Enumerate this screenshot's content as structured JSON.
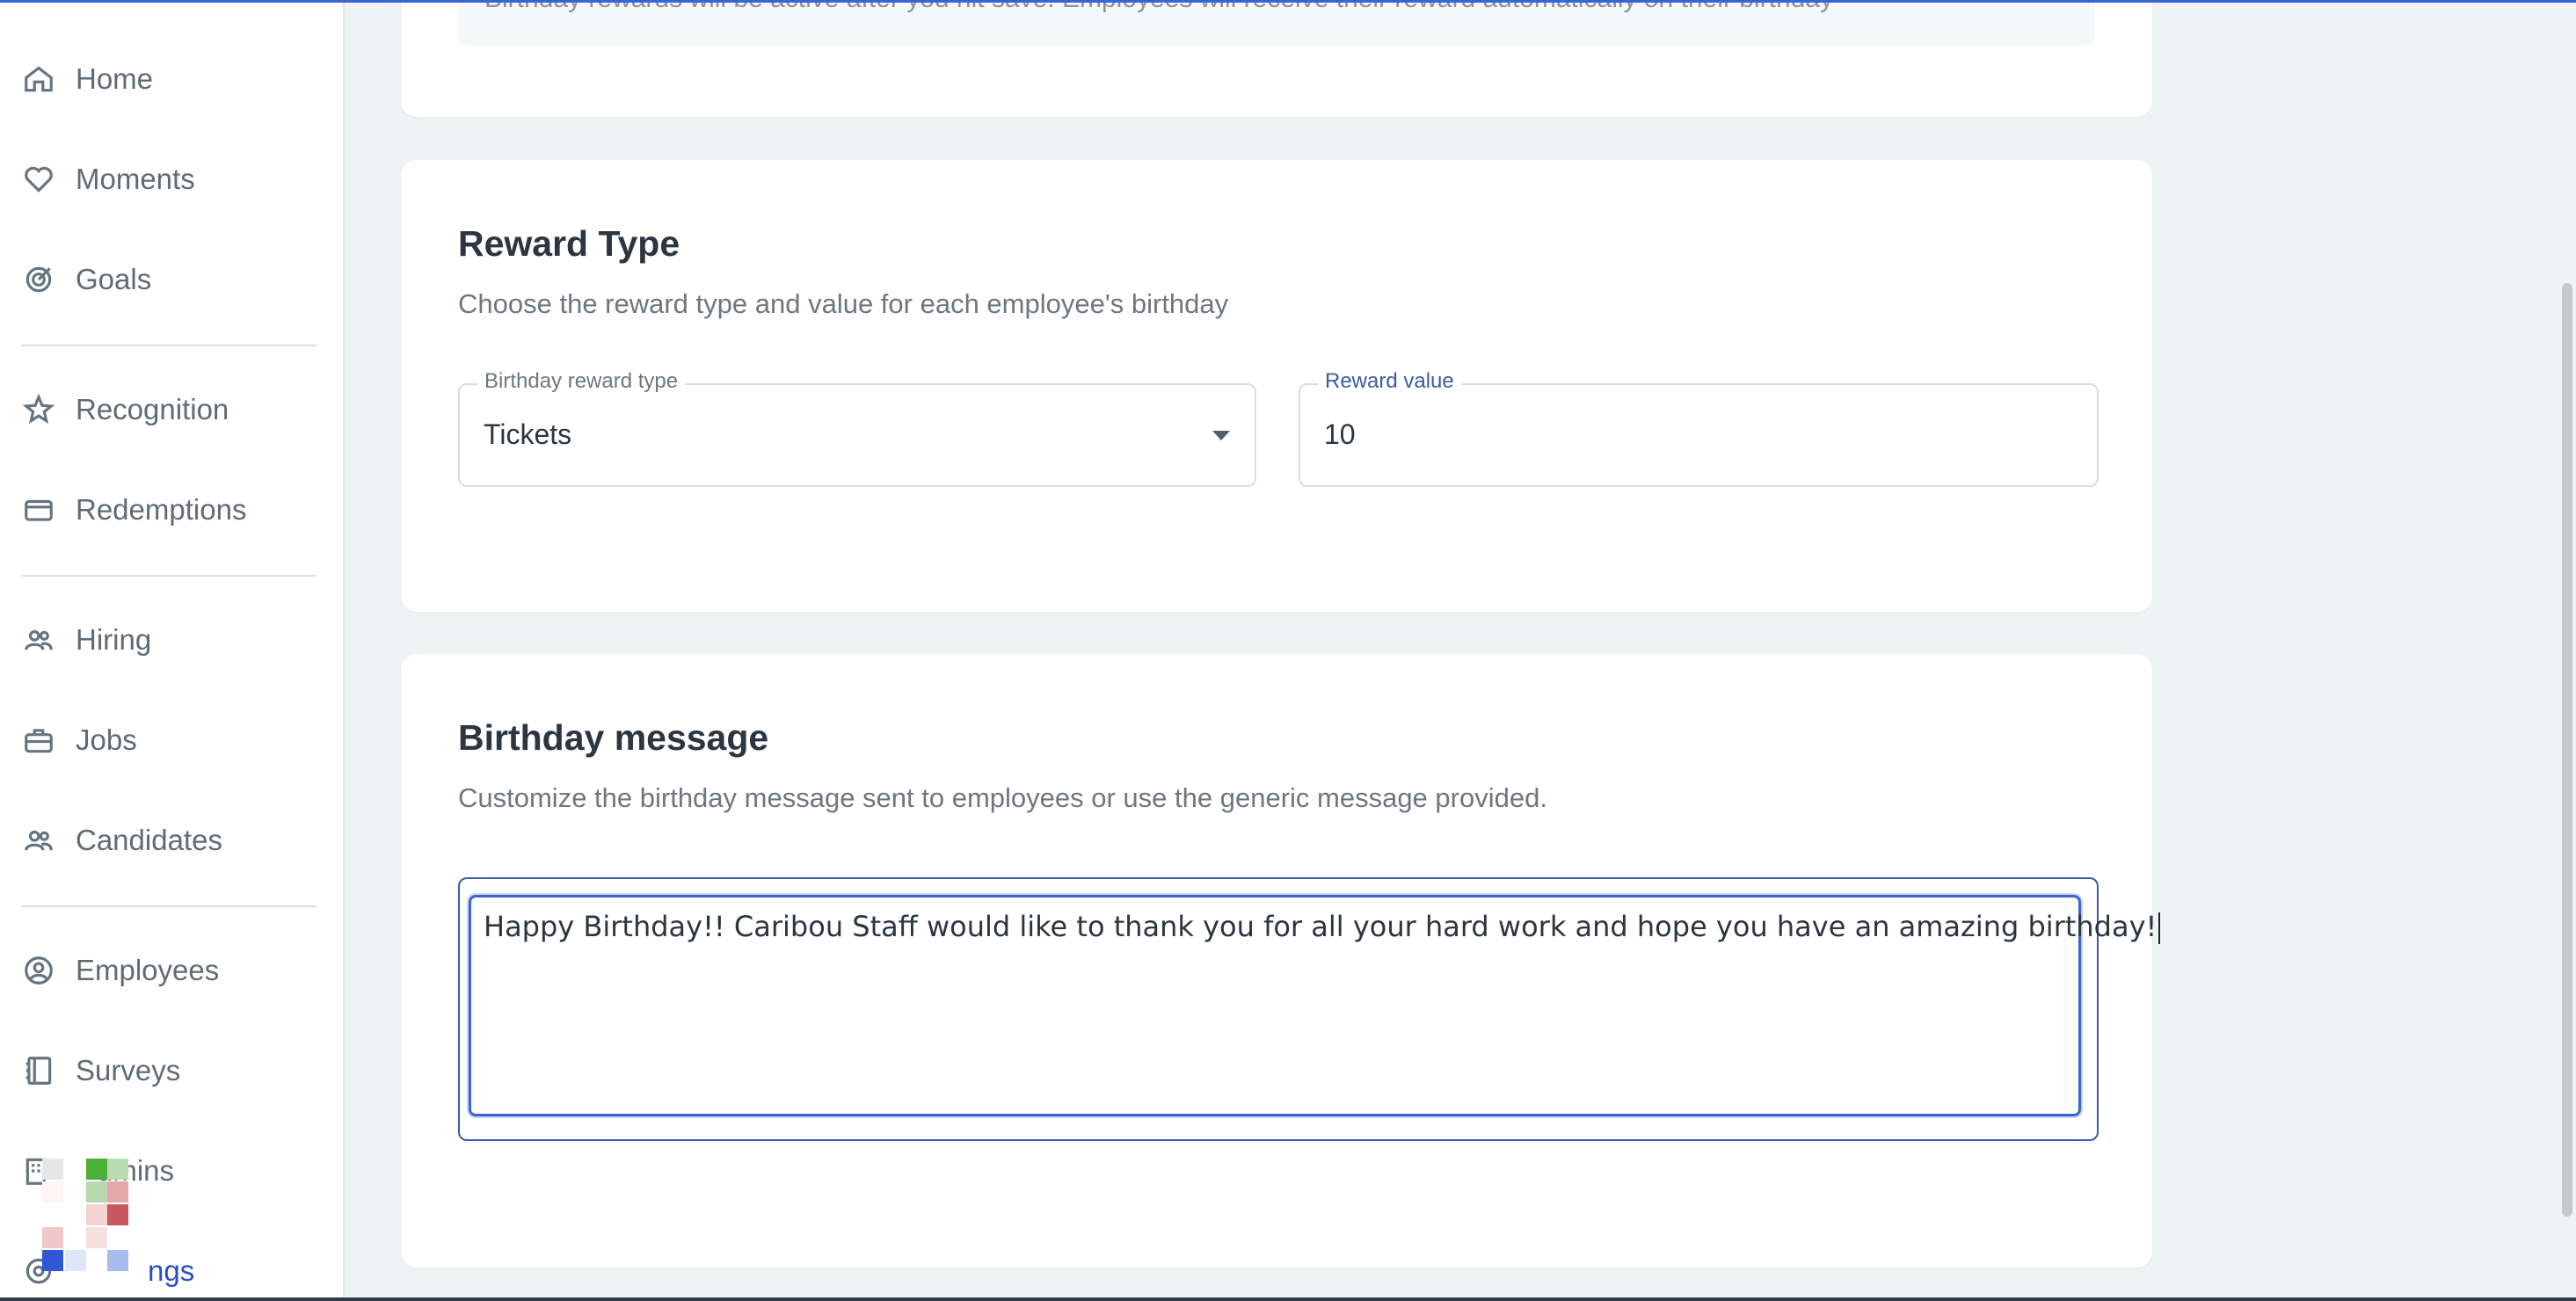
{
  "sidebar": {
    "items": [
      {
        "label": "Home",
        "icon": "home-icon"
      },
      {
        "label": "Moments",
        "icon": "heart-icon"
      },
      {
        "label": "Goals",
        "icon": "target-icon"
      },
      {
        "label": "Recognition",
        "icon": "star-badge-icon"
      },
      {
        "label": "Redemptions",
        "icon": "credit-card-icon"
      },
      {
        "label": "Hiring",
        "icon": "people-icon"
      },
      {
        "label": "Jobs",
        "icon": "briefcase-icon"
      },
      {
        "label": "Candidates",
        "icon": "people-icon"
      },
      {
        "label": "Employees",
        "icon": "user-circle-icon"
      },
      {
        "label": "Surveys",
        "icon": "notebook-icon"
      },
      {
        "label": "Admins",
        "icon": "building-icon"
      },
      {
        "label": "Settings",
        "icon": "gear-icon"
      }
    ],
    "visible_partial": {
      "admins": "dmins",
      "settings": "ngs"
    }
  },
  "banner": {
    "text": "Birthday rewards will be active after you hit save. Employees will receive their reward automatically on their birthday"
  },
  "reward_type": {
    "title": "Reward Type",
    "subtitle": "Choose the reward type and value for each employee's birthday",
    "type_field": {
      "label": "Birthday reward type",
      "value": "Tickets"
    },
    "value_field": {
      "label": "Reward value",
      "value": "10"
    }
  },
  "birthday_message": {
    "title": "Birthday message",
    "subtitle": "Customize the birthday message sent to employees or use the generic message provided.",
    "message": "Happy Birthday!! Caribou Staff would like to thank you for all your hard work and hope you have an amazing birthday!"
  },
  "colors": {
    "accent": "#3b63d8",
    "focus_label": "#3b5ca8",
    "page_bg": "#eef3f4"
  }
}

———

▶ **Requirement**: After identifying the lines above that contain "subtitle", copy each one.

▶ **Solution for this exercise**:
    "subtitle": "Choose the reward type and value for each employee's birthday",
    "subtitle": "Customize the birthday message sent to employees or use the generic message provided.",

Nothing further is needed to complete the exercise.